The European Commission has voiced concerns after the French government issued a decree last week giving it the power to veto takeovers in sectors seen as “strategic” for France, including the Alstom deal currently being negotiated with General Electric. EURACTIV France reports.
The “Alstom decree”, passed last by France’s Prime Minister, Manuel Valls, gives the government the right to veto foreign investment in French companies.
The decision comes during negotiations to sell part of Alstom, the French-headquartered company which holds interests in the electricity generation and rail transport markets.
The original decree, adopted in 2005, covered activities related to two sectors: defence and security. However it was revised on 14 May to cover three extra strategic sectors: energy, transport and water.
In a statement, the French Ministry of Economy and Finance said the new law would ensure French interests are preserved in matters related to public order, security and defence.
From now on, foreign investments in sectors like gas, electricity, transport, water supply, electronic communications and public health, will require prior authorisation from the French Economy Ministry currently headed by Arnaud Montebourg.
The government’s move takes place as Alstom has entered negotiations to sell part of its activities to US conglomerate General Electric. This has caused outrage in the French government, which is openly opposed to the deal and has sought a European partner for Alstom to replace GE. The German company Siemens has shown some interest which the Montebourg considers the lesser of two evils.
Brussels on the look-out
Under the new decree, the French government has effectively become a party in the negotiations. But the European Commission is confused by France’s recent actions.
“The goal of protecting strategic interests of each member state, notably related to public order and security, is legitimate and clearly written in the EU treaties,” said Michel Barnier, the European Commissioner in charge of the internal market.
“It is within this framework that tens of European countries (the UK and others) took steps on the matter,” Barnier said.
In Brussels however, the French initiative is seen as rushed and ill-timed. “The experience I had at the start of my mandate during an earlier attempt by France […] is that it took a long time to verify with national authorities conformity to similar initiatives,” the commissioner continued.
In the case of the “Alstom decree”, the Commission was only informed one day before the French government published the law in the official journal and did not receive a copy of it beforehand.
According to Brussels, the risk relates to the evaluation of what constitutes a threat to public order or security as well as on the wide range of sectors covered – water, telecommunication, transport, energy and health.
The scope is “so vast that all attempts to buy French companies will be scrutinised by national authorities, which clearly amounts to protectionism,” warned Michel Barnier.
Arnaud Montebourg brushed aside those warnings, saying the new decree was in conformity with European law.
“The decree conforms to European law and France’s international commitments.

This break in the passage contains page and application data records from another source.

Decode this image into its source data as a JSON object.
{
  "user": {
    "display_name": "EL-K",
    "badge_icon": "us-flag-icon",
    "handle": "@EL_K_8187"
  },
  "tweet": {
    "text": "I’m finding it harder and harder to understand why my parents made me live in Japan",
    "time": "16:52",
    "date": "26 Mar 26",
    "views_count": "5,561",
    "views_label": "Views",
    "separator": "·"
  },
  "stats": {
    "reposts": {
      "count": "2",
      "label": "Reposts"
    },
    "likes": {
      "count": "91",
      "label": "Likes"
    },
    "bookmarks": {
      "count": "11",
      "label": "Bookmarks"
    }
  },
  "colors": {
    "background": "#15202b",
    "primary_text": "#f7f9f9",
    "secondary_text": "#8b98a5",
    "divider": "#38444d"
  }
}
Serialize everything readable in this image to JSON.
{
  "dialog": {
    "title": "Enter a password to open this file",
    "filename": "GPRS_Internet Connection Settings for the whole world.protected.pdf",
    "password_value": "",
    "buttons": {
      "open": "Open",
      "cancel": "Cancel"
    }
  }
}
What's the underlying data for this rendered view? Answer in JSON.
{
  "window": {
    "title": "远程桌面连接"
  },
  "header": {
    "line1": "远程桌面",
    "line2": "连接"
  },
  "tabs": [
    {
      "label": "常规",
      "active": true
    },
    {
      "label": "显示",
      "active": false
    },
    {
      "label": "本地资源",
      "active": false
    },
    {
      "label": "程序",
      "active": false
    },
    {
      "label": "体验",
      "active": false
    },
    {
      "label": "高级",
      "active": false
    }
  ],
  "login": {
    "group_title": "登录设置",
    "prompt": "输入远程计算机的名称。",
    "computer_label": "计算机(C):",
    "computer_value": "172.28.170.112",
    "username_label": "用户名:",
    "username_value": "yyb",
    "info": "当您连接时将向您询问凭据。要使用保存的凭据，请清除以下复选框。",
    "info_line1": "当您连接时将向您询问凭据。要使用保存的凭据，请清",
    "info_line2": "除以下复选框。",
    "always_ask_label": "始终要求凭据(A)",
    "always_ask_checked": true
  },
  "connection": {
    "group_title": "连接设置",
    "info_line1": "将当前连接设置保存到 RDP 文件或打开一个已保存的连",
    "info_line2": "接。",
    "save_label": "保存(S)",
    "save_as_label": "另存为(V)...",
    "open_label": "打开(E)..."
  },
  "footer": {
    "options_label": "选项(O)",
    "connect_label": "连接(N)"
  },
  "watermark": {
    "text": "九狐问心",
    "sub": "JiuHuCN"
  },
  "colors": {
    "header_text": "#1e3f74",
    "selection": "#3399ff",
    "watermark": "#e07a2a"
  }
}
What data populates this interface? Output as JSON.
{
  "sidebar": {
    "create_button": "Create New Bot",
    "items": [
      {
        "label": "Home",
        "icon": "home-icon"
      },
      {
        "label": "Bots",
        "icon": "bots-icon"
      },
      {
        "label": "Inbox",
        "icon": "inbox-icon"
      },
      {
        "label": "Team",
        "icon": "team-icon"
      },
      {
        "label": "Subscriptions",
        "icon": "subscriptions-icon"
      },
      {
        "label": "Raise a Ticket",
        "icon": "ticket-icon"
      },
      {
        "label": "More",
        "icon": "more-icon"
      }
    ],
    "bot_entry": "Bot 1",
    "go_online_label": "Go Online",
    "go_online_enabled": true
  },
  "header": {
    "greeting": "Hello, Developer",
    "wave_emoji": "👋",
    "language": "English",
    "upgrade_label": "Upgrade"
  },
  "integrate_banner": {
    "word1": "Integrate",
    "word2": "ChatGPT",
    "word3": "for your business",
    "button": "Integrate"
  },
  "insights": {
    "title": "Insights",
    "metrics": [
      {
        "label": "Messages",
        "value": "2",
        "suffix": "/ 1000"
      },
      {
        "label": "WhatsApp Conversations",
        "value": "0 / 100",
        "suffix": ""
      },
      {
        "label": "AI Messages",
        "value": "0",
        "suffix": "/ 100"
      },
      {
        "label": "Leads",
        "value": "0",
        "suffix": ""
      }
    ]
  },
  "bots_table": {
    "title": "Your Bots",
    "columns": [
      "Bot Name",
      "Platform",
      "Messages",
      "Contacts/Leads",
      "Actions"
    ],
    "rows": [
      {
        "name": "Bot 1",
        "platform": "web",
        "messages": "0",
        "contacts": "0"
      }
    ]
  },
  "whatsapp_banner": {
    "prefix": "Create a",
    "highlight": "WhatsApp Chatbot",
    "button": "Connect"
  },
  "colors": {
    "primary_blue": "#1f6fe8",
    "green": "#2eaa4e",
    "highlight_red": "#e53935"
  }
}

Similar measures exist in almost every large European country. Brussels does not do enough to protect the assets of European countries”, Montebourg said in an interview in Le Monde newspaper.
“The new measures will be applied selectively and proportionately, taking into account each situation,” stated the French Ministry of Finance in a press release, seeking to reassure the Commission.